▶ **What is being asked**: From the listing below, copy each line that contains the word "phép".
--------------------------------
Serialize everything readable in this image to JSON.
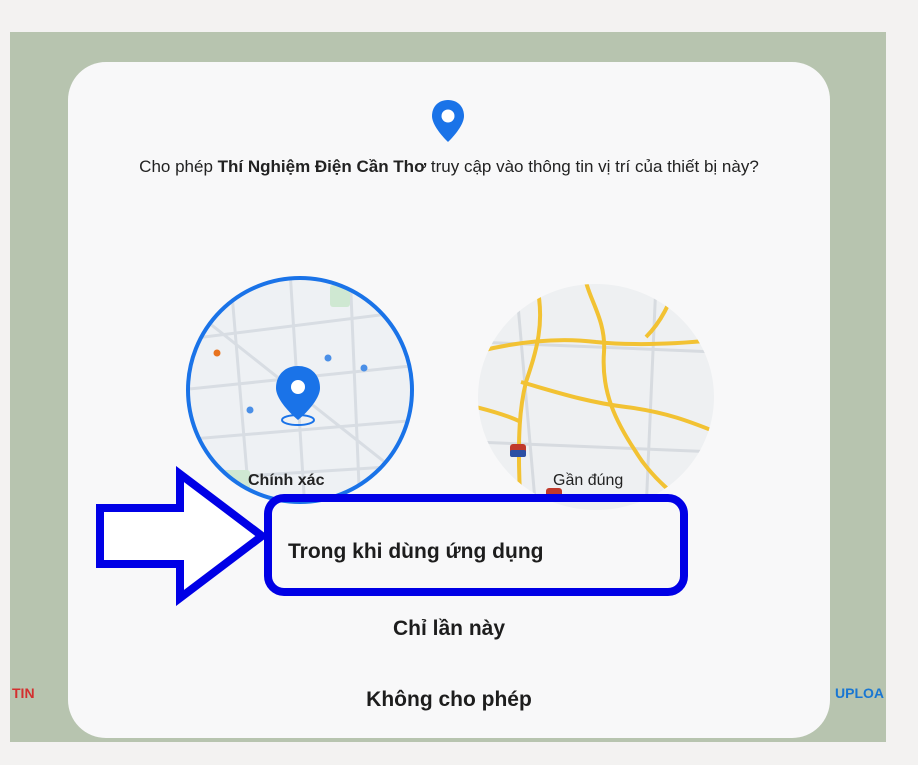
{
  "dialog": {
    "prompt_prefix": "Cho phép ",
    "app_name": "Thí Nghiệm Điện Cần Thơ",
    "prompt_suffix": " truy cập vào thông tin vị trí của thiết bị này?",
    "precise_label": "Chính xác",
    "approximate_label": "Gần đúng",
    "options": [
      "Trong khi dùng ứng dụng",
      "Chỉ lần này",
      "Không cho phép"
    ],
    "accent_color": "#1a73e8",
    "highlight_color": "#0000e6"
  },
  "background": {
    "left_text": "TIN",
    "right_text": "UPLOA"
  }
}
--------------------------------
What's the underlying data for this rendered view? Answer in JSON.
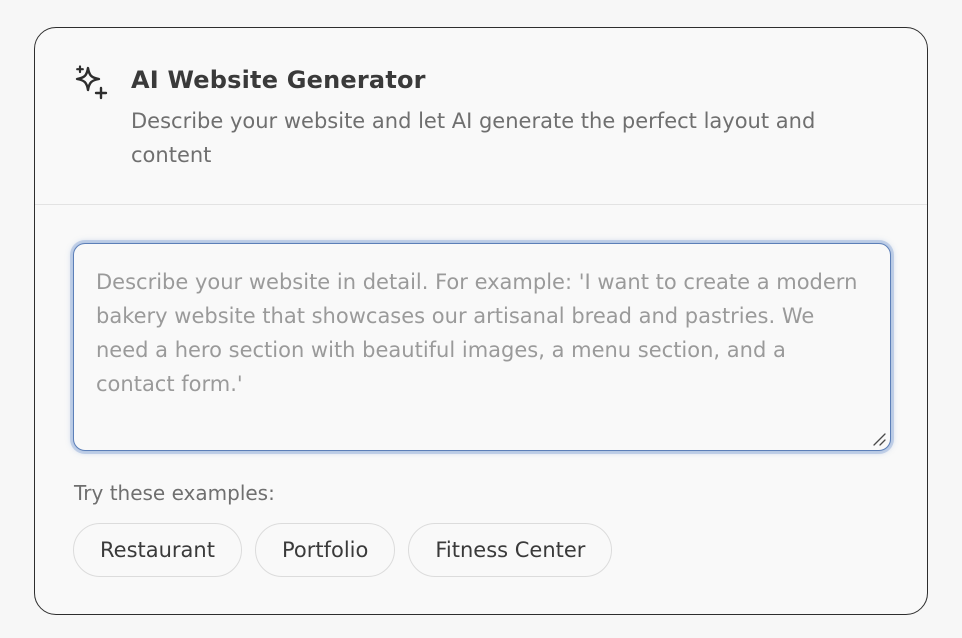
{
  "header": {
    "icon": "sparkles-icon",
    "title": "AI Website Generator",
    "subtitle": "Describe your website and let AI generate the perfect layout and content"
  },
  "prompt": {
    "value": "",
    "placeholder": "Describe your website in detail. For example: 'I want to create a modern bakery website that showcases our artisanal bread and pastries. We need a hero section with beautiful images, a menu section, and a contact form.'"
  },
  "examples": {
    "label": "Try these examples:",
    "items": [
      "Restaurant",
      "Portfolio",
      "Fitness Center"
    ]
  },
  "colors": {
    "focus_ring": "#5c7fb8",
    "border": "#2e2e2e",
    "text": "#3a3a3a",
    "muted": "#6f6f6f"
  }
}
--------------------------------
▶ **Exercise response**:
    "prompt_prefix": "Cho phép ",
      "Không cho phép"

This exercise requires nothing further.